In a quest to design novel deployable structures, flexible polyhedra provide interesting insights. This work follows the discovery of flexible polyhedra and aims to make flexible polyhedra more useful.
The dissertation describes how flexible polyhedra can be made. The flexible polyhedra first considered in this dissertation have a rotational degree of freedom. The range of this rotational movement is measured and maximised in this work by numerical maximisation. All polyhedra are established computationally: an iterative solution method is used to find vertex coordinates; several clash detecting methods are described to define whether each rotational position of a flexible polyhedron is physically possible; then a range of motion is defined between occurrences of clashes at the two ends; finally, an optimisation tool is used to maximise the range of motion.
By using these tools, the range of motion of two types of simplest flexible polyhedra are maximised. The first type is a series of flexible polyhedra generalised from the Steffen flexible polyhedron. The range of motion of this type is improved to double that of Steffen’s original, from 27° to 59°. Another type of flexible polyhedron is expanded from a model provided by Tachi. Based on the understanding of Steffen’s flexible polyhedron, optimisation parameters are carefully given. This new type has achieved a wider range of motion, so now the range of motion of flexible polyhedron is tripled to 80°.
After enlarging the range of motion of the degree of freedom in the 1-dof systems, the dissertation found multiple degrees of freedom in one polyhedron. The multiple mechanisms can be even repetitive, so that an n-dof polyhedron is found. A polyhedron of two degrees of freedom is first presented.

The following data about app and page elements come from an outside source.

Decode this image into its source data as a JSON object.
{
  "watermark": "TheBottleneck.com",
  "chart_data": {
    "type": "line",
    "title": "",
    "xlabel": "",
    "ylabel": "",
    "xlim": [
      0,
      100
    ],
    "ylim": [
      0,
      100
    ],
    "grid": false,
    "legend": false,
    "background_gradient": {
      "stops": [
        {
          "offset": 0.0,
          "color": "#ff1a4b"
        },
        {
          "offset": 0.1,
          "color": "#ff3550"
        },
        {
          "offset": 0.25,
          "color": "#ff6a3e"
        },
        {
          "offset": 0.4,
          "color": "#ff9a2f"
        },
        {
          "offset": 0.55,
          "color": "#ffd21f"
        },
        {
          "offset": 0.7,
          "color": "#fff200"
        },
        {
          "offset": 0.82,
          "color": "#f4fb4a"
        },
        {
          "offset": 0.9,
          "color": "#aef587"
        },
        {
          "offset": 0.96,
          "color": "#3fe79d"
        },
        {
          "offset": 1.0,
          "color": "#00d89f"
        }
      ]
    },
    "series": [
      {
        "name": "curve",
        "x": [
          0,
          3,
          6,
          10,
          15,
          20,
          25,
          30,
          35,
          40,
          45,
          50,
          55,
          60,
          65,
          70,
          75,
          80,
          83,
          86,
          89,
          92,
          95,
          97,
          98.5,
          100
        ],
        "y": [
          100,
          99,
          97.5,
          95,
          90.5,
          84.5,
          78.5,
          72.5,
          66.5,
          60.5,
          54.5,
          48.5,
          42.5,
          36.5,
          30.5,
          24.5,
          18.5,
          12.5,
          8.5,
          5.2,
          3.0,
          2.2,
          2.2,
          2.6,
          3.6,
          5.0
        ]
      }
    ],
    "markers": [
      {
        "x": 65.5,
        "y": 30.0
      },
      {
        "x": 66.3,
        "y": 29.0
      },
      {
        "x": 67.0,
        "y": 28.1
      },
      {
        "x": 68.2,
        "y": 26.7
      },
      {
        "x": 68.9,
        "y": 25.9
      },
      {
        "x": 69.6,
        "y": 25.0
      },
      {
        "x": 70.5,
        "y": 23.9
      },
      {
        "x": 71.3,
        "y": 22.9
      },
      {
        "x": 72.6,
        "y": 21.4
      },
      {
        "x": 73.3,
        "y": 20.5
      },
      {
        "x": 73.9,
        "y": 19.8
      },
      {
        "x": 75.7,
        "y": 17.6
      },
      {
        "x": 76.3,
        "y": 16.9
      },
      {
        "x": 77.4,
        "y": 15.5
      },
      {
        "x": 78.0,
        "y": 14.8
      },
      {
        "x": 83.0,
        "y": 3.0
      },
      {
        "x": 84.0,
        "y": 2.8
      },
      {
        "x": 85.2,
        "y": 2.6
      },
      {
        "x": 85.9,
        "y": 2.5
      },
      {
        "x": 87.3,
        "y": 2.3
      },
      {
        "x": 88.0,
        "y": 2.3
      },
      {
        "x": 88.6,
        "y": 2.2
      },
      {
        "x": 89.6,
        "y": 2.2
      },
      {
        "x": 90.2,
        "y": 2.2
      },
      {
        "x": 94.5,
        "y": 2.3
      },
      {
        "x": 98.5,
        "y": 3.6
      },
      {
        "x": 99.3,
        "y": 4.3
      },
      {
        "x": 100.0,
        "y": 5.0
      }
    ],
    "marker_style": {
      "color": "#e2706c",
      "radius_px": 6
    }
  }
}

Then, a unit cell for any number of mechanisms is found. As a repetitive structure, a 3-dof polyhedron is presented. Finally, this work presents the possibility of configuring a flexible polyhedral torus and a closed polyhedral surface that is able to flex without the need to stop.